Greece: Latest MSF Updates
- Greece: New Report Finds Dire Neglect of Asylum Seekers on Lesbos
- Thousands Trapped in Freezing Temperatures in Greece and Serbia
- The People Being Talked About at the UN Summit on Refugees and Migrants
- Greece: MSF Denounces High Price of Vaccines for Refugee Children
This information is excerpted from MSF’s 2016 International Activity Report.
Until March 2016, thousands of people fleeing war and persecution were arriving on Greek islands every day before continuing their journeys across Europe. The closure of the Balkan route and the EU deal with Turkey in March left migrants and refugees stranded without access to basic services, adequate shelter, or information about their legal status. MSF shifted its focus from providing lifesaving surgery and medical care to addressing the specific needs of those stuck in unsanitary camps.
In 2016, MSF carried out 12,830 basic health care consultations across the island of Lesbos through its mobile clinics and inside Moria and Kara Tepe registration centers. In Matamados, in the north of the island, MSF ran a transit center for new arrivals. MSF halted all activities in Moria after the hotspot became a pre-removal detention center. MSF continued to provide medical and mental health care in Kara Tepe. In September, MSF opened a clinic in Mytilene town center and began outreach activities in Moria.
On Samos island, MSF provided basic health care for new arrivals at the port, as well as in the prison. MSF provided 18,700 meals in the Samos migrant camp and distributed tents and blankets before an official hotspot was constructed. MSF provided mental health services through 170 individual consultations and 249 follow-up consultations at the Samos hotspot. MSF also operated a shelter for vulnerable people on Samos through a local hotel.

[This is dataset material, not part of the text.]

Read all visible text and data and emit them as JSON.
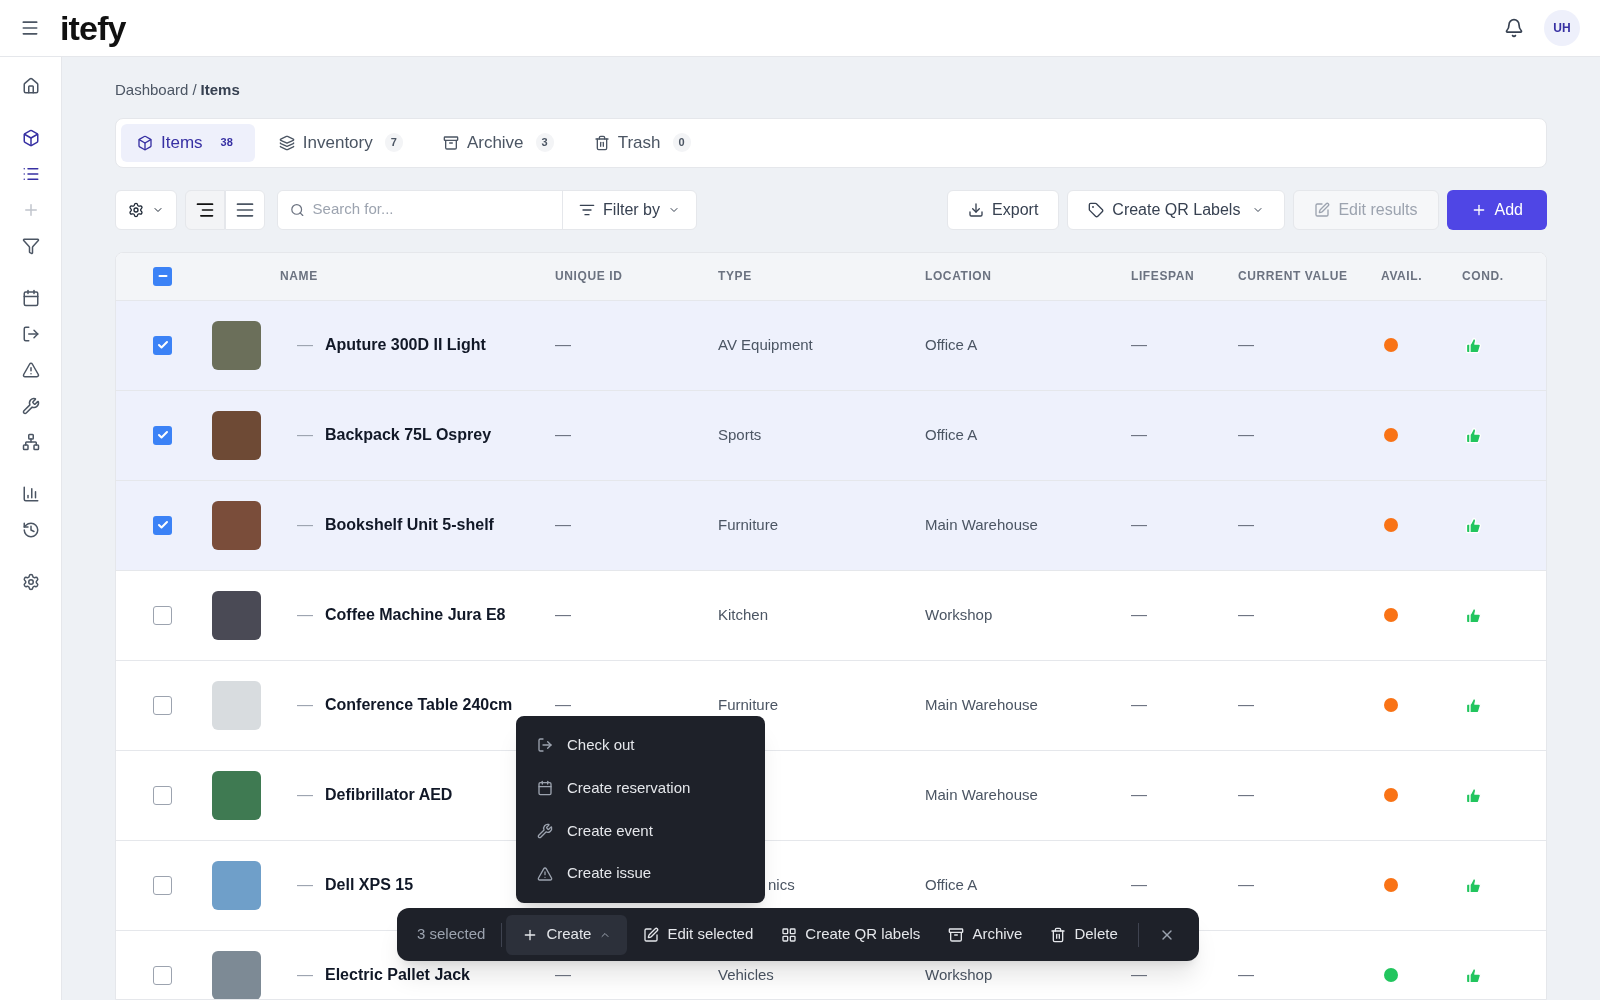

MSF launched search-and-rescue activities off the island of Lesbos in collaboration with Greenpeace, assisting more than 18,117 people in 361 interventions between November 2015 and March 2016. MSF halted these activities in August.
In Athens, MSF operated three clinics for migrants and asylum seekers. Between February and December over 4,055 medical consultations were carried out there. An MSF psychologist also treated 152 patients and conducted 574 individual mental health consultations. In Kypseli, a team of psychologists, doctors, physiotherapists, social workers, and cultural mediators worked with local partners to offer interdisciplinary rehabilitation to victims of torture and ill treatment.
MSF offered basic health care in Eleonas camp, Korinthos detention center, and Piraeus port. In Elliniko camp, MSF provided sexual and reproductive health care and mental health support. At the height of the emergency, MSF teams distributed 6,600 meals and 9,660 blankets and provided over 1,680 medical consultations to migrants transferred to Attica. Teams offered mental health support to people living in dire conditions in overcrowded camps in Ritsona, Malakasa, Lavrio, and Aghio Andreas, and in Thermopiles, where sexual and reproductive health care was also available.
MSF helped thousands of people living in squalid conditions at the informal camp in Idomeni. Between January and June, MSF provided shelter, water, sanitation facilities, and medical care through 27,085 consultations. Services included basic health care, treatment for chronic diseases, sexual and reproductive healthcare, and mental health support. After the Idomeni camp was dismantled, teams offered mental health support in five camps around Thessaloniki.
MSF provided mental health services in Ioannina from April, and, until September, ran a mobile clinic offering basic health care to three camps in the area.
MSF conducted a vaccination campaign in Idomeni camp before it closed. Between July and September, a team also supported a Ministry of Health vaccination campaign against the 10 most common childhood diseases. The campaign targeted more than 7,000 children aged between six weeks and 15 years in more than 15 locations across Greece.